ABŪ AḤMAD B. ABĪ BAKR B. ḤĀMED AL-KĀTEB, poet and official of the Samanids, fl. first half of the 4th/10th century; his exact dates are unknown. His father, Abū Bakr, had been secretary to Amir Esmāʿīl b. Aḥmad (279-95/892-907) and vizier to Aḥmad Esmāʿīl (295-301/907-14) before the vizierate of Abū ʿAbdallāh Jayhānī. Abū Aḥmad thought that the family traditions of official service plus his own accomplishments as a poet and stylist gave him a claim to the vizierate superior to Jayhānī’s and Baḷʿamī’s. He accordingly emulated the ʿAbbasid poet Ebn Bassām ʿAbartāʾī in satirizing all and sundry, including his own relations, but especially the two above-mentioned viziers. Bokhara accordingly became too hot for him, and he had to leave for Baghdad; but he subsequently returned and built up a circle of boon companions and literary men, including such well-known figures as the poets Abu’l-Ṭayyeb Ṭāherī and Abu’l-Ṭayyeb Moṣʿabī. He served as ʿāmel or local governor and tax collector of Herat, Pūšang, Bādḡīs, and then of Nīšāpūr before returning to Bokhara, where he apparently fell into straitened circumstances. He presumably died there. Ṯaʿālebī gives several specimens of his Arabic poetry; he states that he was a strong partisan of the modernist school of ʿAbbasid poets (al-šoʿarāʾ al-moḥdaṯūn), with a particularly strong partisanship for the poetry of the early 3rd/9th century ʿAbbasid poet Moḥammad b. ʿAbd-al-Raḥmān ʿAṭawī, to the point that Abū Aḥmad was given the nickname of ʿAṭawānī (“devotee of ʿAṭawī”).
Ṯaʿālebī, Yatīma (Cairo) IV, pp. 64-69.
Idem,, Laṭāʾef al-maʿāref, ed. I. Abyārī and H. K. Ṣayrafī, Cairo, 1960, pp. 50-53; tr. C. E. Bosworth, The Book of Curious and Entertaining Information, Edinburgh, 1968, pp. 65-66.
C. Barbier de Meynard, “Tableau littéraires du Khorassan et de la Transoxiane au IVe siècle de l’hégire,” JA Ser. V, I, 1853, pp. 176-77.

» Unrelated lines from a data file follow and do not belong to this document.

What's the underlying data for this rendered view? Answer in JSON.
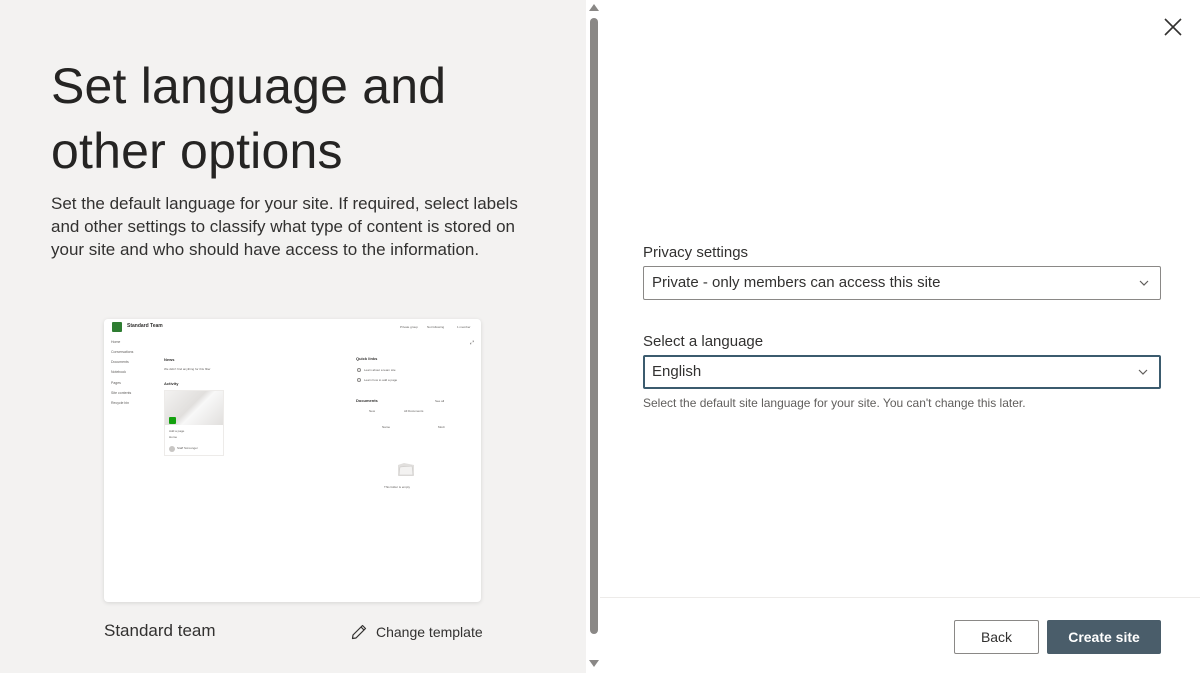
{
  "left": {
    "title": "Set language and other options",
    "description": "Set the default language for your site. If required, select labels and other settings to classify what type of content is stored on your site and who should have access to the information.",
    "template_name": "Standard team",
    "change_template_label": "Change template",
    "preview": {
      "site_name": "Standard Team",
      "top_actions": [
        "Private group",
        "Not following",
        "1 member"
      ],
      "nav": [
        "Home",
        "Conversations",
        "Documents",
        "Notebook",
        "Pages",
        "Site contents",
        "Recycle bin"
      ],
      "news_heading": "News",
      "news_text": "We didn't find anything for this filter",
      "activity_heading": "Activity",
      "activity_card_title": "Add a page",
      "activity_card_sub": "Home",
      "activity_card_person": "Staff Scrounger",
      "quick_links_heading": "Quick links",
      "quick_links": [
        "Learn about a team site",
        "Learn how to add a page"
      ],
      "documents_heading": "Documents",
      "documents_see_all": "See all",
      "documents_new": "New",
      "documents_view": "All Documents",
      "documents_col_name": "Name",
      "documents_col_modified": "Modi",
      "empty_text": "This folder is empty"
    }
  },
  "right": {
    "privacy": {
      "label": "Privacy settings",
      "value": "Private - only members can access this site"
    },
    "language": {
      "label": "Select a language",
      "value": "English",
      "help": "Select the default site language for your site. You can't change this later."
    },
    "buttons": {
      "back": "Back",
      "create": "Create site"
    }
  },
  "icons": {
    "close": "close-icon",
    "edit": "pencil-icon",
    "chevron": "chevron-down-icon"
  },
  "colors": {
    "left_bg": "#f3f2f1",
    "primary_button": "#4a5d6a",
    "focused_border": "#3b5b6e"
  }
}
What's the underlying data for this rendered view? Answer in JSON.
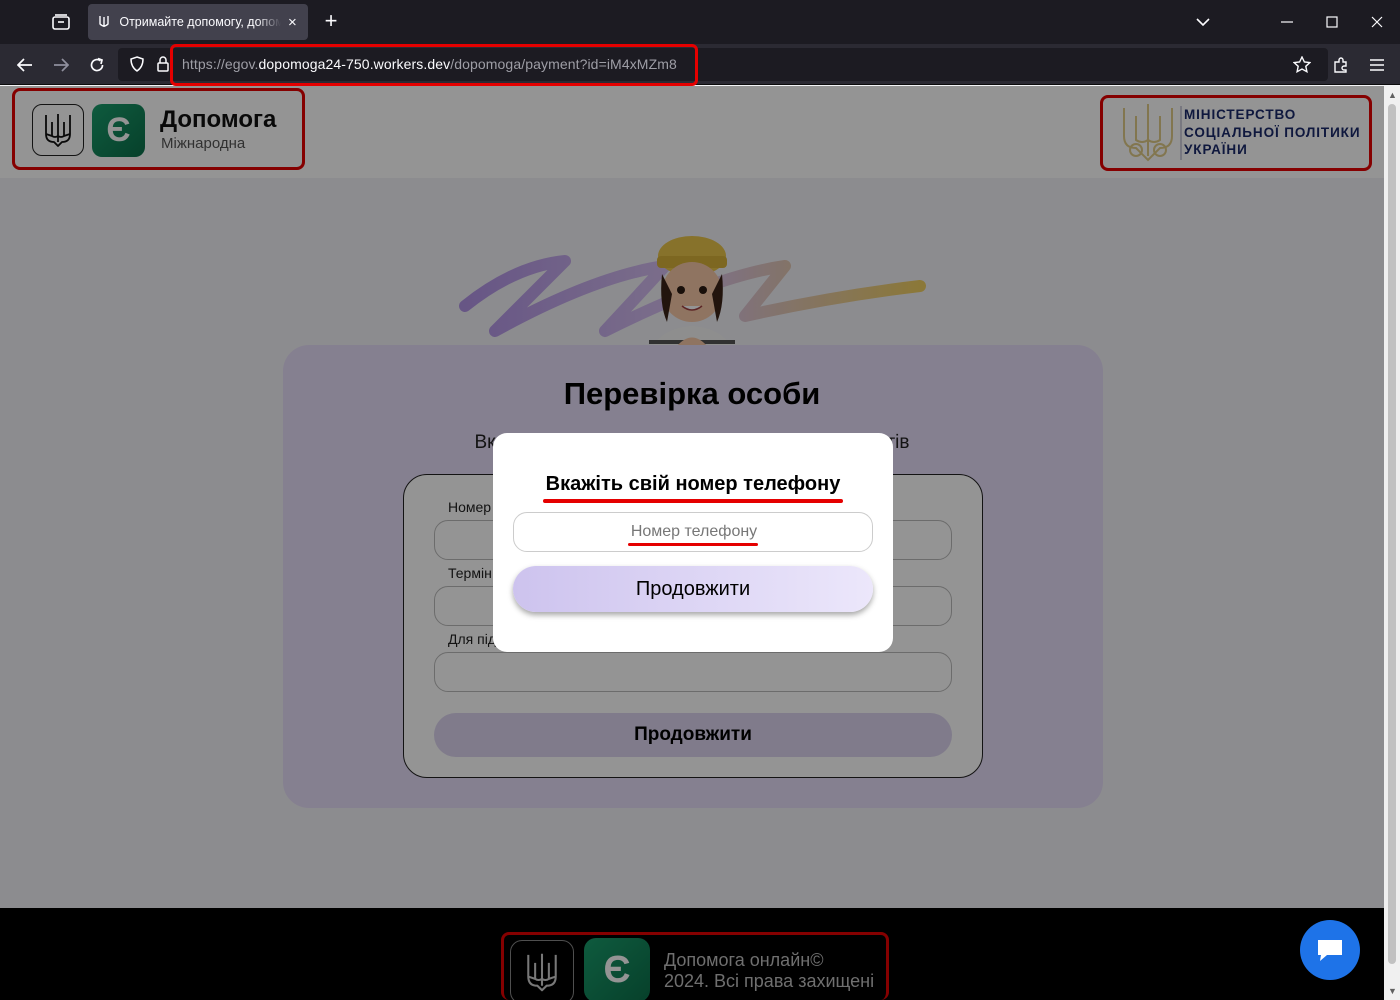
{
  "browser": {
    "tab_title": "Отримайте допомогу, допомога онлайн",
    "tab_close": "×",
    "new_tab": "+",
    "url_prefix": "https://egov.",
    "url_host": "dopomoga24-750.workers.dev",
    "url_path": "/dopomoga/payment?id=iM4xMZm8"
  },
  "header": {
    "brand_title": "Допомога",
    "brand_subtitle": "Міжнародна",
    "logo_e": "Є",
    "ministry_line1": "МІНІСТЕРСТВО",
    "ministry_line2": "СОЦІАЛЬНОЇ ПОЛІТИКИ",
    "ministry_line3": "УКРАЇНИ"
  },
  "main": {
    "title": "Перевірка особи",
    "subtitle_left": "Вка",
    "subtitle_right": "тів",
    "form": {
      "label1": "Номер",
      "label2": "Термін",
      "label3": "Для під",
      "submit": "Продовжити"
    }
  },
  "modal": {
    "title": "Вкажіть свій номер телефону",
    "phone_placeholder": "Номер телефону",
    "continue": "Продовжити"
  },
  "footer": {
    "line1": "Допомога онлайн©",
    "line2": "2024. Всі права захищені",
    "logo_e": "Є"
  },
  "colors": {
    "accent_green": "#0c6f4a",
    "highlight_red": "#e50000",
    "card_lavender": "#e6dcf8",
    "chat_blue": "#1e73e8"
  }
}
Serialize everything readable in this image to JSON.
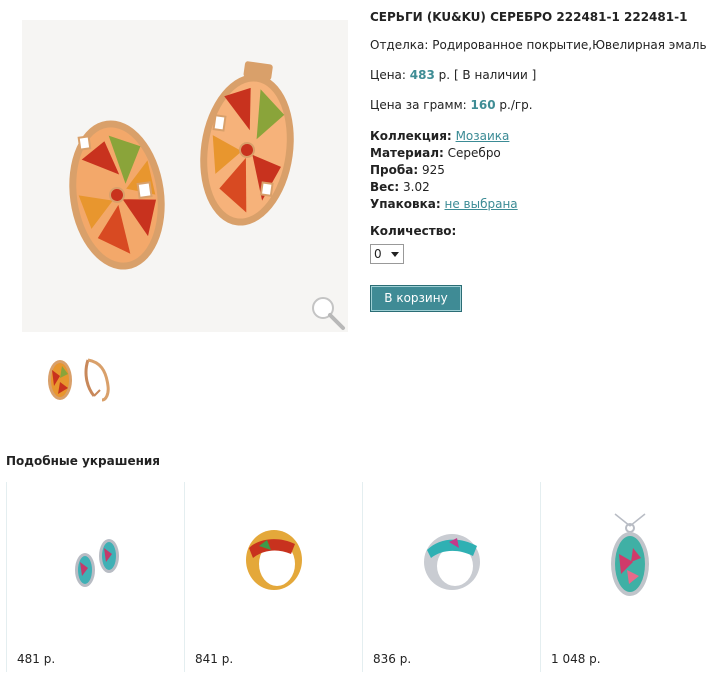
{
  "product": {
    "title": "СЕРЬГИ (KU&KU) СЕРЕБРО 222481-1 222481-1",
    "finish_label": "Отделка:",
    "finish_value": "Родированное покрытие,Ювелирная эмаль",
    "price_label": "Цена:",
    "price_value": "483",
    "price_unit": "р.",
    "availability": "[ В наличии ]",
    "gram_label": "Цена за грамм:",
    "gram_value": "160",
    "gram_unit": "р./гр.",
    "properties": [
      {
        "label": "Коллекция:",
        "value": "Мозаика",
        "link": true
      },
      {
        "label": "Материал:",
        "value": "Серебро",
        "link": false
      },
      {
        "label": "Проба:",
        "value": "925",
        "link": false
      },
      {
        "label": "Вес:",
        "value": "3.02",
        "link": false
      },
      {
        "label": "Упаковка:",
        "value": "не выбрана",
        "link": true
      }
    ],
    "quantity_label": "Количество:",
    "quantity_value": "0",
    "cart_button": "В корзину"
  },
  "similar": {
    "title": "Подобные украшения",
    "items": [
      {
        "price": "481 р.",
        "kind": "earrings"
      },
      {
        "price": "841 р.",
        "kind": "gold-ring"
      },
      {
        "price": "836 р.",
        "kind": "silver-ring"
      },
      {
        "price": "1 048 р.",
        "kind": "pendant"
      }
    ]
  },
  "icons": {
    "zoom": "magnifier-icon"
  },
  "colors": {
    "accent": "#3f8d95",
    "button": "#3f8b95",
    "enamel_red": "#c8321e",
    "enamel_orange": "#e8962e",
    "enamel_green": "#8aa43a",
    "gold": "#d9a06a"
  }
}
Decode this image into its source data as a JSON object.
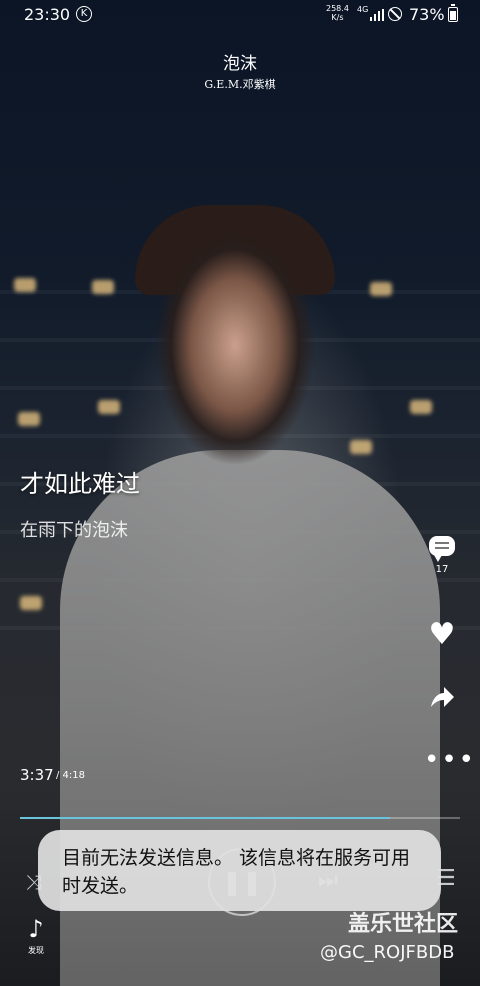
{
  "status_bar": {
    "time": "23:30",
    "k_icon": "K",
    "speed_value": "258.4",
    "speed_unit": "K/s",
    "network": "4G",
    "battery": "73%"
  },
  "song": {
    "title": "泡沫",
    "artist": "G.E.M.邓紫棋"
  },
  "lyrics": {
    "current": "才如此难过",
    "next": "在雨下的泡沫"
  },
  "side_actions": {
    "comment_count": "17",
    "heart_glyph": "♥",
    "more_glyph": "•••",
    "icons": [
      "comment-icon",
      "heart-icon",
      "share-icon",
      "more-icon"
    ]
  },
  "playback": {
    "current_time": "3:37",
    "total_time": "/ 4:18",
    "progress_fraction": 0.84
  },
  "controls": {
    "shuffle_glyph": "⤨",
    "play_glyph": "❚❚",
    "next_glyph": "⏭",
    "playlist_glyph": "☰"
  },
  "toast": {
    "message": "目前无法发送信息。 该信息将在服务可用时发送。"
  },
  "bottom_nav": {
    "discover_icon_glyph": "♪",
    "discover_label": "发现"
  },
  "watermark": {
    "brand": "盖乐世社区",
    "user": "@GC_ROJFBDB"
  },
  "colors": {
    "progress_fill": "#6ac3d9",
    "toast_bg": "#e1e1e1"
  }
}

(C. E. Bosworth)
Originally Published: December 15, 1983
Last Updated: July 19, 2011
This article is available in print.
Vol. I, Fasc. 3, p. 251